Whirlpool Galaxy M51
The "Whirlpool Galaxy," termed M51 for the 51st object in the Messier catalog, was discovered by Charles Messier in 1772.  The attached image shows the both the spiral
galaxy and its smaller irregular companion galaxy.  The interaction between the two galaxies is stretching one of the spiral arms of the Whirlpool.  M51 has been estimated
to contain 60 billion solar masses.  The light reaching my camera originated from the galaxies 15 million years ago.

The image above was obtained an a crisp cold winter night between 1 and 5 a.m., when the air was unusually steady, allowing a high resolution image.  I only needed 90
minutes of luminance exposures blended with 30 minutes each of red, green, and blue exposures to yield this result.  Source images were 5 minute exposures, unbinned for
luminance and binned 2x2 for color.  I used an ST10XME camera, Astro-physics nosepiece reducer, through a 12" Meade RC/SCT, at the dark skies of the Hidden Lake
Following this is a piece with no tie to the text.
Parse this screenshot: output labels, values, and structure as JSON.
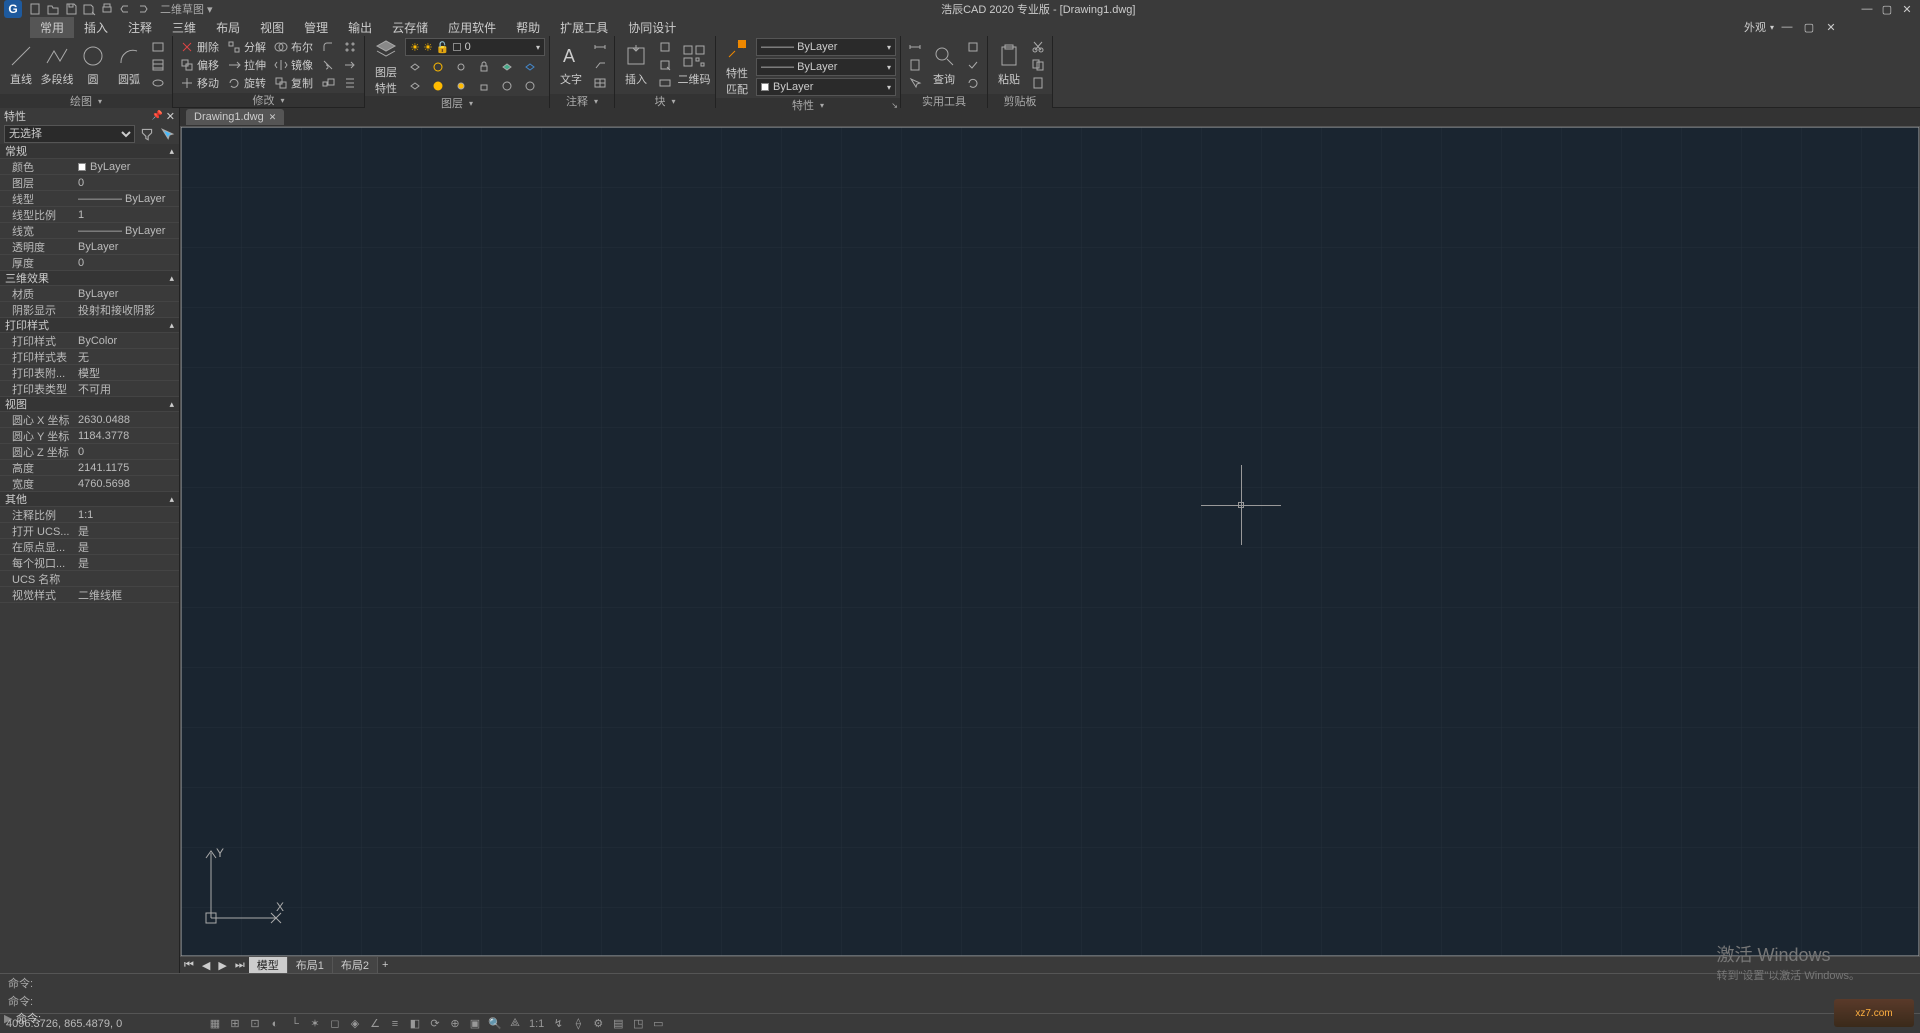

Observatory.  Oh, what a night!

The picture is below was obtained 3 years earlier from my suburban backyard, using a combination of 64 sequential 5 minute images, for a total exposure time over 5
hours, digitally combined and then enhanced with Adobe photoshop to subtract the effects of light pollution.  I used an 8" C8 telescope with an ST10-XME camera and a
0.67x photographic reducer.  
Music:  Oh, What a Night
click on image for full size